Boxing involves the sometimes ruthless physical abuse of an individual for the entertainment of the viewing public. Yet ironically enough, one of the best fighters in the world is a proud follower of a religion that promotes forgiveness and healing.

Some say Manny Pacquiao's conversion to being an Evangelical Christian from Roman Catholicism, aside from engaging in other careers as a politician and professional basketball player and coach, has affected his once insurmountable arsenal and fighting style.

Pacquiao converted in the period between his third fight against Juan Manuel Marquez and his first bout against Timothy Bradley in 2012. Since then he has accumulated a record of 3 wins and 2 losses with no knockouts that has left people asking whether or not religion is in part responsible for the dip in form.

Being such an ardent follower of such a religion, how does Pacquiao mediate his relationship with his faith and his profession as a boxer seeking to inflict pain on his opponent in the ring?

Faith and boxing

Paul Soriano, the director of Manny's latest biopic Kid Kulafu and son of his spiritual advisor Jeric Soriano, is a close friend that shares the same faith as Manny and bore witness to the religious transformation the Filipino pugilist has made in the last few years.

"He (Manny) doesn't talk about being changed, he actually lives it," said Soriano, who had the opportunity to dive into Pacquiao's life journey for the production of Kid Kulafu.

"Manny's life is a miracle, if you don't believe in God, if you don't believe in miracles, listen to Manny's life, listen to Manny's story."

Since his conversion Manny has closed down pool halls, cock fighting rings, and casinos that has been associated to him, and altered his lifestyle to fit his beliefs.

As a boxer, though, Soriano is confident that Manny's faith doesn't take away from his performances.

"Manny knows very well that boxing is his profession. It's the job, that he needs to knock out his opponent or he needs to fight and win in however way possible," said Soriano.

"Boxing is a sport... it's not illegal, it's not wrong. I know he is at peace with it, and when he gets into that ring he is a boxer," Soriano continued, "I know a hundred percent that in his mind, he knows that whoever he is looking at across that boxing ring, he needs to put down."

That knockout punch

Looking at his record, Manny has not been able to stop since fighting Miguel Cotto in 2009.

Despite the absence of a knock out in recent years, Soriano dispelled the notion that Pacqiuao has become too nice for boxing.

"He may not have a knock out in his last few fights, but he was able to knock down (Chris) Algieri a couple of times. He's still looking for a knockout," said Soriano.

"We also know Manny isn't what he used to be maybe 6 or 7 years ago in terms of punching power. He is also just like every athlete, they age. If there is that opportunity to knock him (Mayweather) out, I think he would go for it."

For the upcoming match with Mayweather, Soriano is sure that Pacquiao will hold nothing back.

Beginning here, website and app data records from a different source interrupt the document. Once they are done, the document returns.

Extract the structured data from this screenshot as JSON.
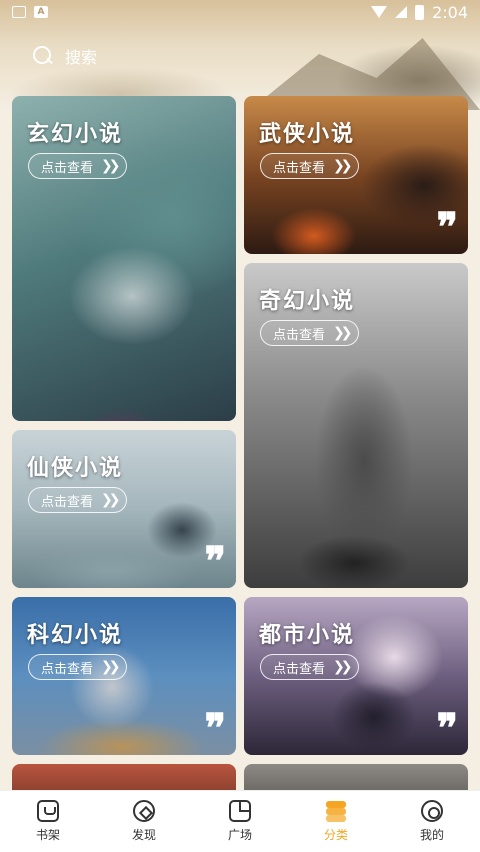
{
  "status_bar": {
    "time": "2:04"
  },
  "search": {
    "label": "搜索"
  },
  "cards": [
    {
      "title": "玄幻小说",
      "button": "点击查看",
      "quote": ""
    },
    {
      "title": "武侠小说",
      "button": "点击查看",
      "quote": "❞"
    },
    {
      "title": "奇幻小说",
      "button": "点击查看",
      "quote": ""
    },
    {
      "title": "仙侠小说",
      "button": "点击查看",
      "quote": "❞"
    },
    {
      "title": "科幻小说",
      "button": "点击查看",
      "quote": "❞"
    },
    {
      "title": "都市小说",
      "button": "点击查看",
      "quote": "❞"
    }
  ],
  "nav": [
    {
      "label": "书架",
      "icon": "bookshelf-icon"
    },
    {
      "label": "发现",
      "icon": "compass-icon"
    },
    {
      "label": "广场",
      "icon": "square-icon"
    },
    {
      "label": "分类",
      "icon": "category-icon",
      "active": true
    },
    {
      "label": "我的",
      "icon": "settings-icon"
    }
  ],
  "colors": {
    "accent": "#f4a623"
  }
}
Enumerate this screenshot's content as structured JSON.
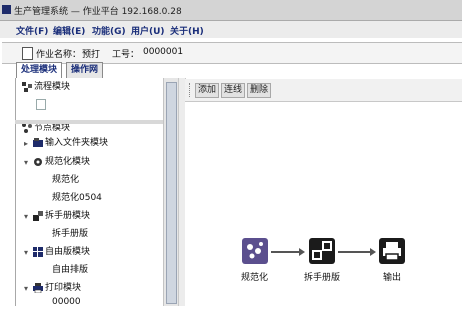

"We saw that in the last fight with Algieri, that he isn't afraid to throw those strong punches. In the Mayweather fight, there's gonna be extra strength behind those punches because he's been wanting to punch and fight Mayweather for the last 5 or 6 years," added Soriano.

"He's not gonna let that opportunity just go by, when he sees that opening I know he's gonna take it."

Spreading the word

During his media day workout, Pacquiao revealed his desire to share the "word of God" with his American opponent.

"Well I think Floyd should definitely give him the time because it's good news!" Soriano exclaimed.

"That's just Manny being so in love with God, and so on fire that he just wants to share it to everybody, even to Floyd Mayweather."

The road to Vegas

Putting questions of faith aside, Soriano is confident that Manny will win the fight, even pointing out how Manny booked the earliest flight to Los Angeles to train immediately after the announcement.

"You can see that extra fire, you can see that extra push," Soriano said.

Pacquiao thrives on carrying the expectations of an entire nation. It even motivates him, said Soriano.

"That punch is not just gonna be his power, it will be the power of every single Filipino he is representing and Mayweather will definitely feel it," he said.

"He's fighting for a nation, it's larger than life."